trick or Treat sir”
Josh said nothing as he tried not to stare at the wrinkled old face of old man Peterson.
“Mighty brave of you boys to come all the way up here for some candy. I don’t get many trick or treaters,” he said. He let out a cackle. “Hold on one second.”
Peterson shuffled back inside. He left the door wide open, and Josh could smell the odor of fish coming from inside. He heard that he was a fisherman.
“Sweet,” Kenny said. “If we are the only ones to come here, maybe we’ll get something good.”
Josh wrinkled his nose. “Maybe.”
A few minutes later, Peterson came back to the door holding two brown bags and a bowl of candy.
“Here you go boys.” He said. He handed them a bag each. Josh was surprised at how heavy his bag was.
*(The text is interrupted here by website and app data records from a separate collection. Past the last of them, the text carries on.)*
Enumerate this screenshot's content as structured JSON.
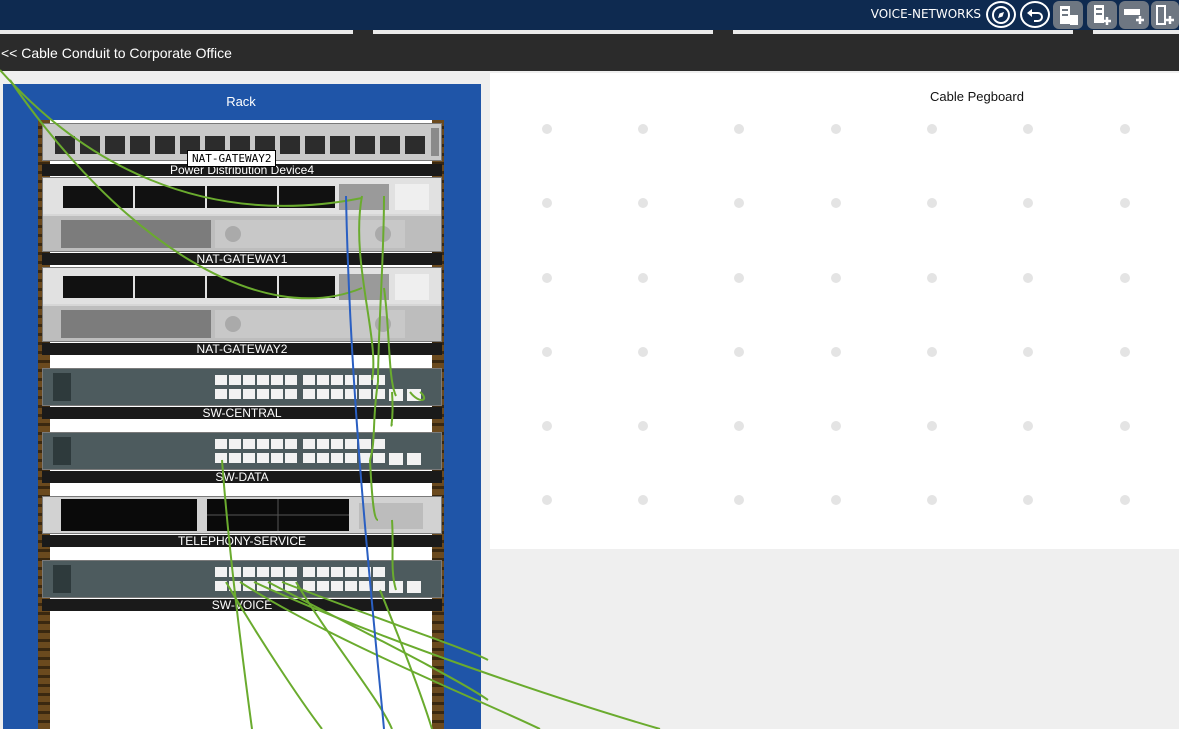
{
  "header": {
    "workspace_label": "VOICE-NETWORKS",
    "icons": [
      "navigate-icon",
      "back-icon",
      "add-rack-device-icon",
      "add-device-icon",
      "add-shelf-device-icon",
      "add-module-icon"
    ]
  },
  "nav": {
    "back_link": "<< Cable Conduit to Corporate Office"
  },
  "rack": {
    "title": "Rack",
    "devices": [
      {
        "label": "Power Distribution Device4"
      },
      {
        "label": "NAT-GATEWAY1"
      },
      {
        "label": "NAT-GATEWAY2"
      },
      {
        "label": "SW-CENTRAL"
      },
      {
        "label": "SW-DATA"
      },
      {
        "label": "TELEPHONY-SERVICE"
      },
      {
        "label": "SW-VOICE"
      }
    ]
  },
  "tooltip": {
    "text": "NAT-GATEWAY2"
  },
  "pegboard": {
    "title": "Cable Pegboard"
  },
  "colors": {
    "topbar": "#0e2a50",
    "navbar": "#2b2b2b",
    "rack_blue": "#1f55a8",
    "cable_green": "#6aab2e",
    "cable_blue": "#2a5fc2"
  }
}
He tucked it under his arm.
Peterson then reached into his candy bowl and grabbed a handful and tossed some into each of their bags. “Tell more kids that I have candy, ok? Maybe I should turn on my porch light? Yes, I’ll turn on my porch light!”
Josh and Kenny left Mr. Peterson’s house, thankful that the porch light helped illuminate the path making it less scary.
“Dude,” Kenny said. He had stopped to open his brown bag. “There is a fish in this bag!”
Josh looked inside his bag. He gagged when the smell caught his nose. A big fish head stared back up at him. “Gross dude!”
They ran down the block and told the other kids what old man Peterson was handing out at his house. Peeved, Josh tossed the fish into a garbage can and grabbed a carton of eggs sitting by his parent’s car. He headed back to Peterson’s with Kenny and twelve other kids from the neighborhood.
When they arrived back at the creepy house on the hill, Josh dropped his jaw. He along with the others looked up and saw that the house was not there anymore.
“Dude-” Kenny cried.
The other kids slowly backed up. Josh was right next to them.
“Where did the house go, man?” Josh asked. He noticed a man walk up to them.
“What are you kids looking for? Nobodies been on this property for years,” the man said.
He continued on down the street. Josh glared up on the hill, dumfounded. The wind kicked up significantly rustling the trees, and blowing the scent of dead fish through the air.